Work item >> Only the lines holding "dolor" are wanted here; copy each from the listing.
══ Input for this task
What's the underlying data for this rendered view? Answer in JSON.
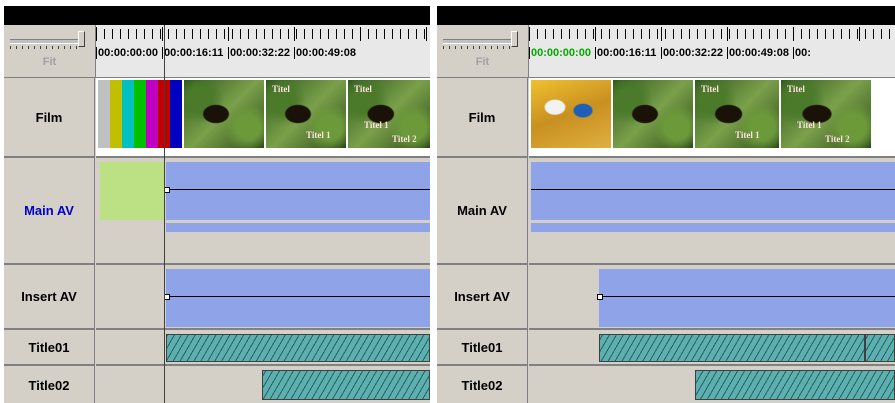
{
  "panels": [
    {
      "zoom_label": "Fit",
      "timecodes": [
        "00:00:00:00",
        "00:00:16:11",
        "00:00:32:22",
        "00:00:49:08"
      ],
      "first_timecode_color": "#000000",
      "tracks": [
        "Film",
        "Main AV",
        "Insert AV",
        "Title01",
        "Title02"
      ],
      "active_track": "Main AV",
      "film_captions": [
        "Titel",
        "Titel 1",
        "Titel",
        "Titel 1",
        "Titel 2"
      ]
    },
    {
      "zoom_label": "Fit",
      "timecodes": [
        "00:00:00:00",
        "00:00:16:11",
        "00:00:32:22",
        "00:00:49:08",
        "00:"
      ],
      "first_timecode_color": "#00aa00",
      "tracks": [
        "Film",
        "Main AV",
        "Insert AV",
        "Title01",
        "Title02"
      ],
      "active_track": "",
      "film_captions": [
        "Titel",
        "Titel 1",
        "Titel",
        "Titel 1",
        "Titel 2"
      ]
    }
  ],
  "colors": {
    "clip_blue": "#8ea3e8",
    "clip_green": "#bce084",
    "title_hatch": "#5cb0b0",
    "active_track_label": "#0000cc"
  }
}
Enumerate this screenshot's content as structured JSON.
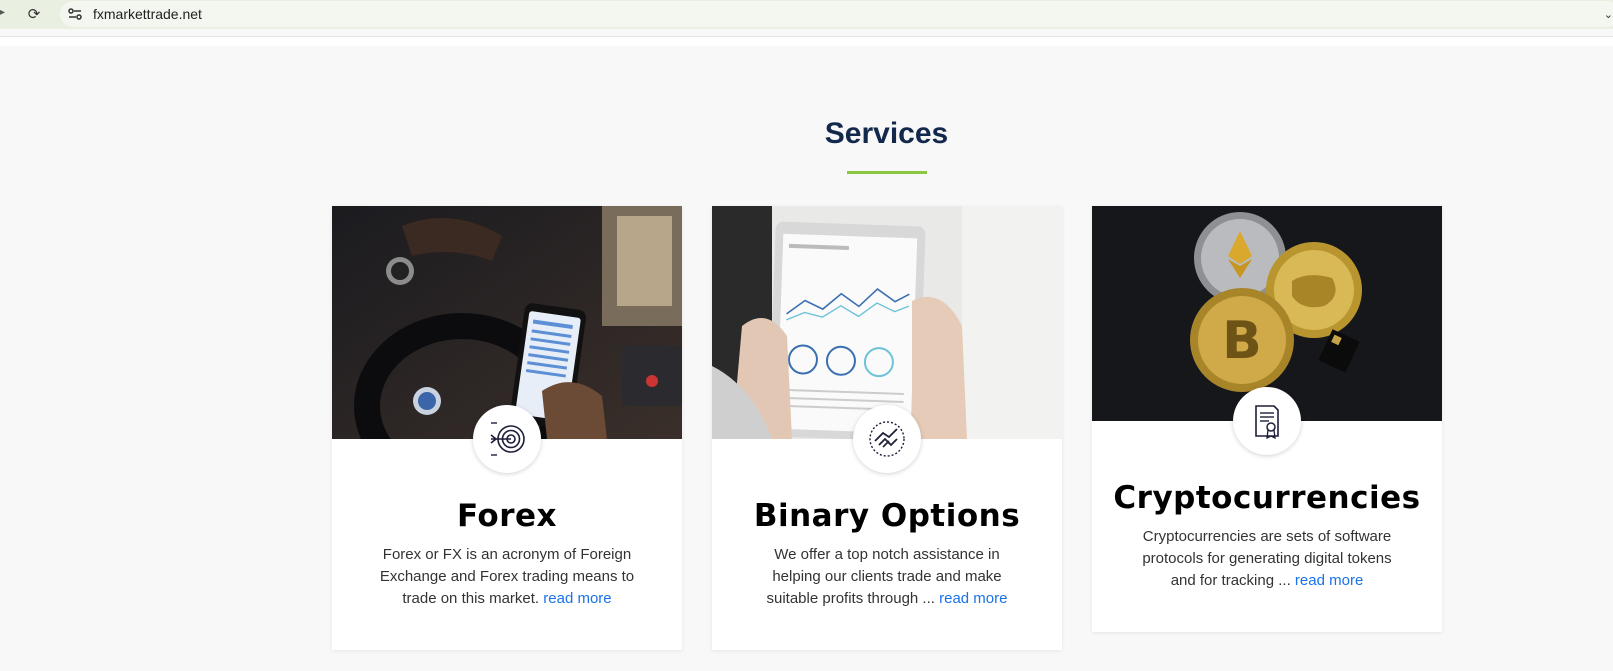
{
  "browser": {
    "url": "fxmarkettrade.net"
  },
  "section": {
    "title": "Services",
    "accent_color": "#8dc63f",
    "title_color": "#13294b"
  },
  "cards": [
    {
      "title": "Forex",
      "text": "Forex or FX is an acronym of Foreign Exchange and Forex trading means to trade on this market. ",
      "link": "read more",
      "icon": "target-icon"
    },
    {
      "title": "Binary Options",
      "text": "We offer a top notch assistance in helping our clients trade and make suitable profits through ... ",
      "link": "read more",
      "icon": "handshake-icon"
    },
    {
      "title": "Cryptocurrencies",
      "text": "Cryptocurrencies are sets of software protocols for generating digital tokens and for tracking ... ",
      "link": "read more",
      "icon": "certificate-icon"
    }
  ],
  "link_color": "#1a73e8"
}
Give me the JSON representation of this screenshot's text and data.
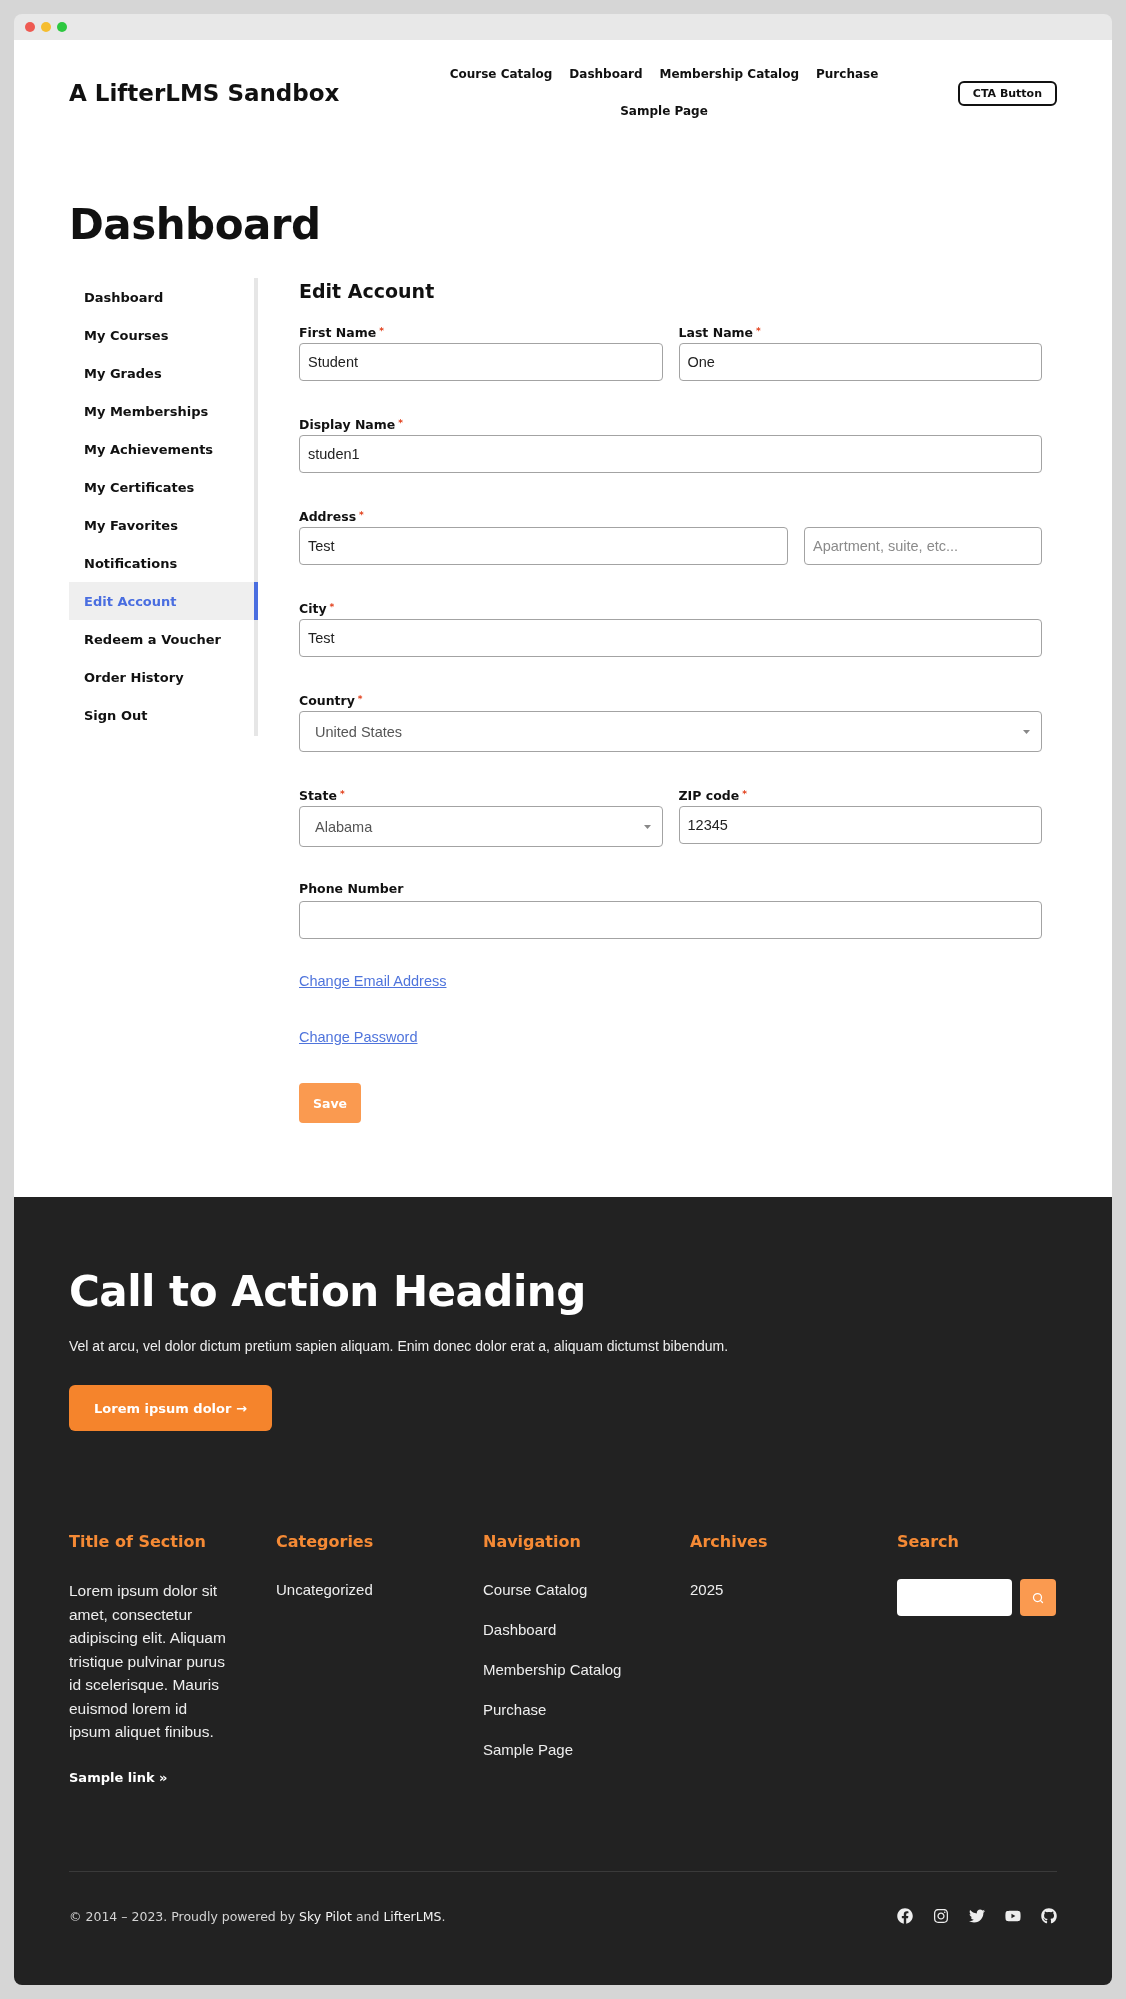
{
  "header": {
    "site_title": "A LifterLMS Sandbox",
    "nav": [
      "Course Catalog",
      "Dashboard",
      "Membership Catalog",
      "Purchase",
      "Sample Page"
    ],
    "cta_button": "CTA Button"
  },
  "page_title": "Dashboard",
  "sidebar": {
    "items": [
      {
        "label": "Dashboard",
        "selected": false
      },
      {
        "label": "My Courses",
        "selected": false
      },
      {
        "label": "My Grades",
        "selected": false
      },
      {
        "label": "My Memberships",
        "selected": false
      },
      {
        "label": "My Achievements",
        "selected": false
      },
      {
        "label": "My Certificates",
        "selected": false
      },
      {
        "label": "My Favorites",
        "selected": false
      },
      {
        "label": "Notifications",
        "selected": false
      },
      {
        "label": "Edit Account",
        "selected": true
      },
      {
        "label": "Redeem a Voucher",
        "selected": false
      },
      {
        "label": "Order History",
        "selected": false
      },
      {
        "label": "Sign Out",
        "selected": false
      }
    ]
  },
  "form": {
    "title": "Edit Account",
    "rows": [
      [
        {
          "kind": "text",
          "label": "First Name",
          "mark": "*",
          "value": "Student"
        },
        {
          "kind": "text",
          "label": "Last Name",
          "mark": "*",
          "value": "One"
        }
      ],
      [
        {
          "kind": "text",
          "label": "Display Name",
          "mark": "*",
          "value": "studen1"
        }
      ],
      [
        {
          "kind": "text",
          "label": "Address",
          "mark": "*",
          "value": "Test"
        },
        {
          "kind": "text",
          "placeholder": "Apartment, suite, etc..."
        }
      ],
      [
        {
          "kind": "text",
          "label": "City",
          "mark": "*",
          "value": "Test"
        }
      ],
      [
        {
          "kind": "select",
          "label": "Country",
          "mark": "*",
          "value": "United States"
        }
      ],
      [
        {
          "kind": "select",
          "label": "State",
          "mark": "*",
          "value": "Alabama"
        },
        {
          "kind": "text",
          "label": "ZIP code",
          "mark": "*",
          "value": "12345"
        }
      ],
      [
        {
          "kind": "text",
          "label": "Phone Number"
        }
      ]
    ],
    "links": [
      "Change Email Address",
      "Change Password"
    ],
    "save_button": "Save"
  },
  "cta": {
    "heading": "Call to Action Heading",
    "text": "Vel at arcu, vel dolor dictum pretium sapien aliquam. Enim donec dolor erat a, aliquam dictumst bibendum.",
    "button": "Lorem ipsum dolor →"
  },
  "footer": {
    "columns": [
      {
        "kind": "text",
        "title": "Title of Section",
        "text": "Lorem ipsum dolor sit amet, consectetur adipiscing elit. Aliquam tristique pulvinar purus id scelerisque. Mauris euismod lorem id ipsum aliquet finibus.",
        "link": "Sample link »"
      },
      {
        "kind": "links",
        "title": "Categories",
        "links": [
          "Uncategorized"
        ]
      },
      {
        "kind": "links",
        "title": "Navigation",
        "links": [
          "Course Catalog",
          "Dashboard",
          "Membership Catalog",
          "Purchase",
          "Sample Page"
        ]
      },
      {
        "kind": "links",
        "title": "Archives",
        "links": [
          "2025"
        ]
      },
      {
        "kind": "search",
        "title": "Search"
      }
    ],
    "copyright": [
      {
        "kind": "text",
        "text": "© 2014 – 2023. Proudly powered by "
      },
      {
        "kind": "link",
        "text": "Sky Pilot"
      },
      {
        "kind": "text",
        "text": " and "
      },
      {
        "kind": "link",
        "text": "LifterLMS"
      },
      {
        "kind": "text",
        "text": "."
      }
    ]
  }
}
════
Problem solution >>
    "text": "Vel at arcu, vel dolor dictum pretium sapien aliquam. Enim donec dolor erat a, aliquam dictumst bibendum.",
    "button": "Lorem ipsum dolor →"
        "text": "Lorem ipsum dolor sit amet, consectetur adipiscing elit. Aliquam tristique pulvinar purus id scelerisque. Mauris euismod lorem id ipsum aliquet finibus.",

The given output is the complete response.